● Exercise instructions
The whole listing below must be repeated exactly.

═══ Data for this task

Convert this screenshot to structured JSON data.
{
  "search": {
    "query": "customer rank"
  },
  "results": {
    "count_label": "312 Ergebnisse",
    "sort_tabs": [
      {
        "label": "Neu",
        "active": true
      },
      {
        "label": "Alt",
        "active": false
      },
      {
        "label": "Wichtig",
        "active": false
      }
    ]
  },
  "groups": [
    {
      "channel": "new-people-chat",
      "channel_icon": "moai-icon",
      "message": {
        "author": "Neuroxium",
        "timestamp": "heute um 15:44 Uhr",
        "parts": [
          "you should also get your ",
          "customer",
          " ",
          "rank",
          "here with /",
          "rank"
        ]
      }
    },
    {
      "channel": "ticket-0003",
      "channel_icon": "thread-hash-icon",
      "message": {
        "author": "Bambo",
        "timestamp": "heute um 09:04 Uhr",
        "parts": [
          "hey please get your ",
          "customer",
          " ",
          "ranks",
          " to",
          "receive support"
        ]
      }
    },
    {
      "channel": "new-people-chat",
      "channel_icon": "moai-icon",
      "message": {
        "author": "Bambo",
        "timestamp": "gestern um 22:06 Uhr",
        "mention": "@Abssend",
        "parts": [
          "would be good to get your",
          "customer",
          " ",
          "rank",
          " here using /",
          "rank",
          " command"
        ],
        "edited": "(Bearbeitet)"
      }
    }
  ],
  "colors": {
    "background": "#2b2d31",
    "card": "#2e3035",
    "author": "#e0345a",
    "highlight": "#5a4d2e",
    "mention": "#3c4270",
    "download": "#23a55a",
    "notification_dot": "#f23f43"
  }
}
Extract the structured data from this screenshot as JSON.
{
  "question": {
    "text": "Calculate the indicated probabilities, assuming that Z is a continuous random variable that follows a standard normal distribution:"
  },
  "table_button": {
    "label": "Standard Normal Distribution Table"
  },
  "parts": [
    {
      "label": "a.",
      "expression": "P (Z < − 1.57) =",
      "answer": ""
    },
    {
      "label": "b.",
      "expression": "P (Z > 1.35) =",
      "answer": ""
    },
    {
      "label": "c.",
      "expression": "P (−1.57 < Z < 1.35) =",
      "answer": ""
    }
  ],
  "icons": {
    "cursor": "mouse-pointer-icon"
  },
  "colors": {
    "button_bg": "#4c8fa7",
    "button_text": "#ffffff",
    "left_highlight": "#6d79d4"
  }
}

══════

● Solution for this problem
Convert this screenshot to structured JSON data.
{
  "search": {
    "query": "customer rank"
  },
  "results": {
    "count_label": "312 Ergebnisse",
    "sort_tabs": [
      {
        "label": "Neu",
        "active": true
      },
      {
        "label": "Alt",
        "active": false
      },
      {
        "label": "Wichtig",
        "active": false
      }
    ]
  },
  "groups": [
    {
      "channel": "new-people-chat",
      "channel_icon": "moai-icon",
      "message": {
        "author": "Neuroxium",
        "timestamp": "heute um 15:44 Uhr",
        "parts": [
          "you should also get your ",
          "customer",
          " ",
          "rank",
          "here with /",
          "rank"
        ]
      }
    },
    {
      "channel": "ticket-0003",
      "channel_icon": "thread-hash-icon",
      "message": {
        "author": "Bambo",
        "timestamp": "heute um 09:04 Uhr",
        "parts": [
          "hey please get your ",
          "customer",
          " ",
          "ranks",
          " to",
          "receive support"
        ]
      }
    },
    {
      "channel": "new-people-chat",
      "channel_icon": "moai-icon",
      "message": {
        "author": "Bambo",
        "timestamp": "gestern um 22:06 Uhr",
        "mention": "@Abssend",
        "parts": [
          "would be good to get your",
          "customer",
          " ",
          "rank",
          " here using /",
          "rank",
          " command"
        ],
        "edited": "(Bearbeitet)"
      }
    }
  ],
  "colors": {
    "background": "#2b2d31",
    "card": "#2e3035",
    "author": "#e0345a",
    "highlight": "#5a4d2e",
    "mention": "#3c4270",
    "download": "#23a55a",
    "notification_dot": "#f23f43"
  }
}
Extract the structured data from this screenshot as JSON.
{
  "question": {
    "text": "Calculate the indicated probabilities, assuming that Z is a continuous random variable that follows a standard normal distribution:"
  },
  "table_button": {
    "label": "Standard Normal Distribution Table"
  },
  "parts": [
    {
      "label": "a.",
      "expression": "P (Z < − 1.57) =",
      "answer": ""
    },
    {
      "label": "b.",
      "expression": "P (Z > 1.35) =",
      "answer": ""
    },
    {
      "label": "c.",
      "expression": "P (−1.57 < Z < 1.35) =",
      "answer": ""
    }
  ],
  "icons": {
    "cursor": "mouse-pointer-icon"
  },
  "colors": {
    "button_bg": "#4c8fa7",
    "button_text": "#ffffff",
    "left_highlight": "#6d79d4"
  }
}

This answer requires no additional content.